A 25-million-year-old fossil has provided Melbourne palaeontologists with evidence of when whales evolved from using teeth to filter-feeding with hair-like baleen.

The fossil skull, nicknamed “Alfred”, is from an extinct group of whales called aetiocetids that, despite having teeth, were an early branch of the baleen whale family tree. Alfred’s teeth show rare evidence of feeding behaviour that suggests an entirely new evolutionary scenario – before losing teeth and evolving baleen, these whales used suction to catch prey.

“Filter-feeding is the key to the baleen whales’ evolutionary success,” explains Dr Erich Fitzgerald of Museums Victoria. “But what has really eluded scientists since Charles Darwin is exactly how whales made the complex evolutionary change from biting prey with teeth to filtering plankton using baleen.”

The discovery of Alfred’s ancient bones on the coast of Washington state, USA, gave clues to this palaeontological puzzle, with tiny horizontal scratches apparent on the inner surface of its teeth. This unusual type of tooth wear is only seen in a few living marine mammals, such as the walrus, that use the back-and-forth movement of their tongue to suck in prey, along with rough material like sand.

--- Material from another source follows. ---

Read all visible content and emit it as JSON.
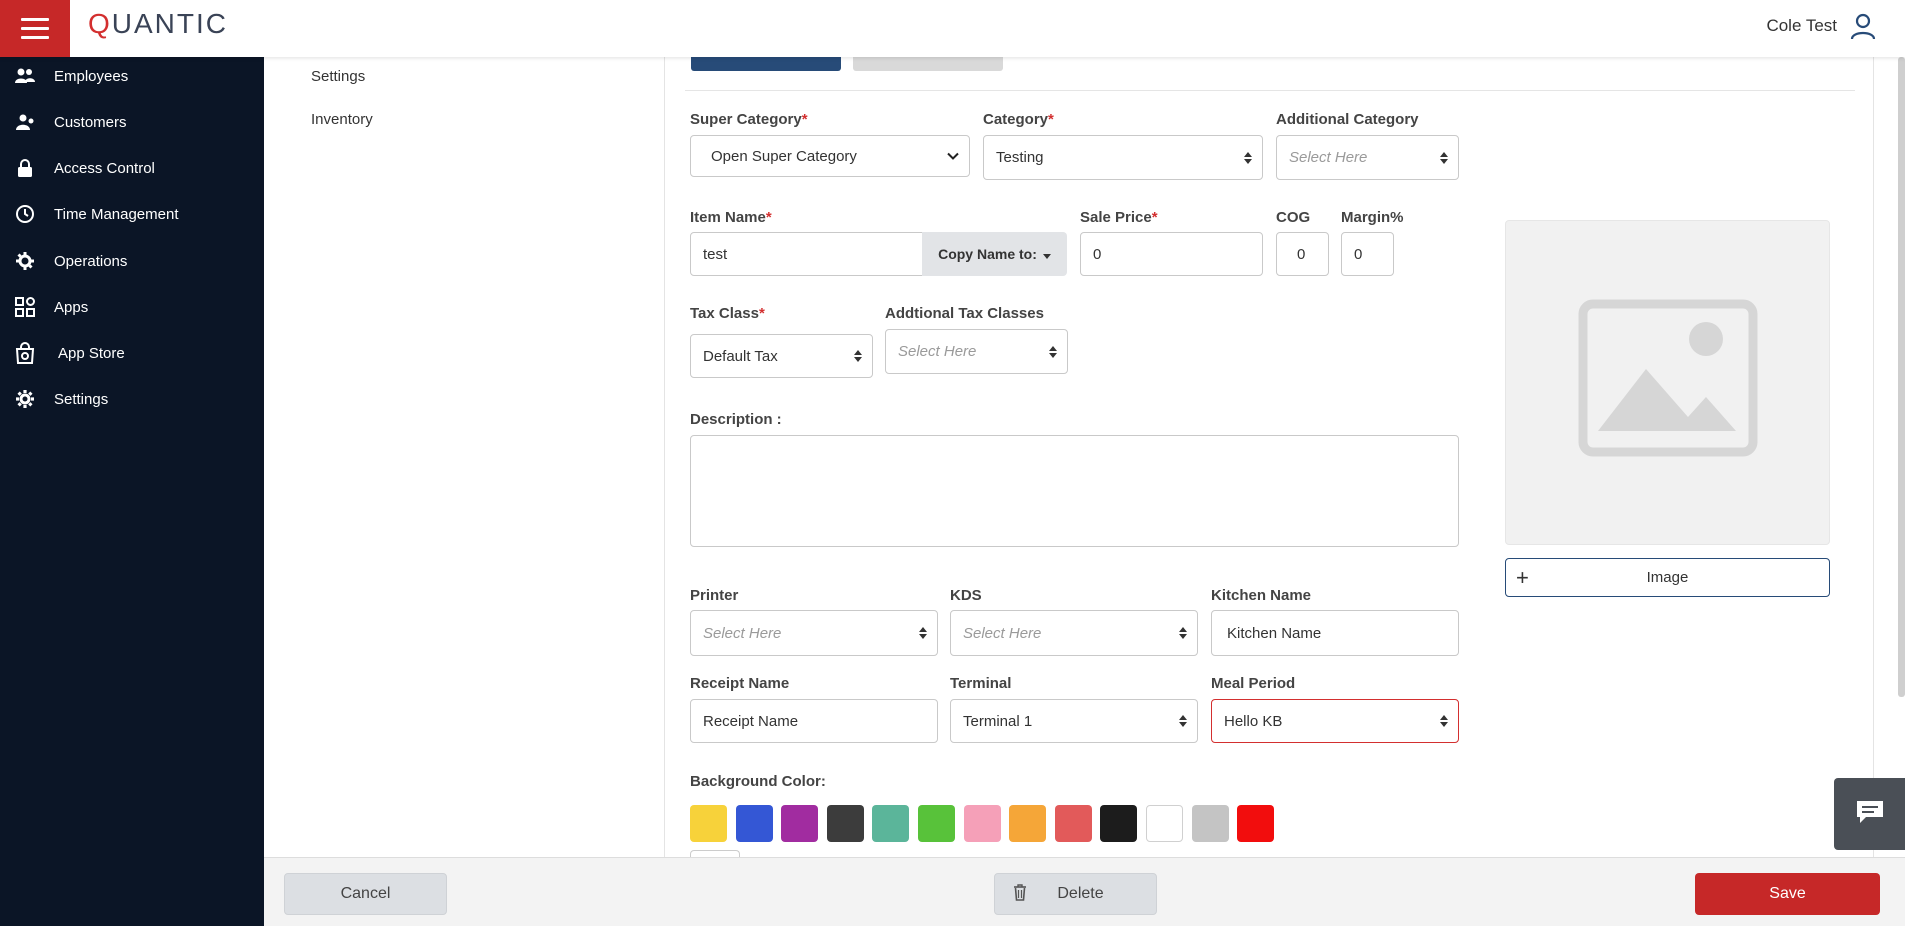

“These horizontal scratches on Alfred’s teeth suggest that he would have sucked small prey into his mouth, much like we would suck a milkshake up through a straw,” said Dr David Hocking of Museums Victoria and Monash University.

“Alfred shows how ancient baleen whales made the evolutionary switch from biting prey with teeth to filtering using baleen,” adds Dr Felix Marx of Museums Victoria and Monash University. “They first became suction feeders. Feeding in this way resulted in reduced need for teeth, so over time their teeth were lost before baleen appeared.”

The team is now uncovering the rest of Alfred’s skeleton, as well as other fossils from Australia that provide exciting insights into how baleen whales first evolved. “There are genuine surprises,” Fitzgerald says. “We’ve only just begun to decipher the earliest and strangest pages of the baleen whale story.”

The discovery has been published in the peer-reviewed journal Memoirs of Museums Victoria (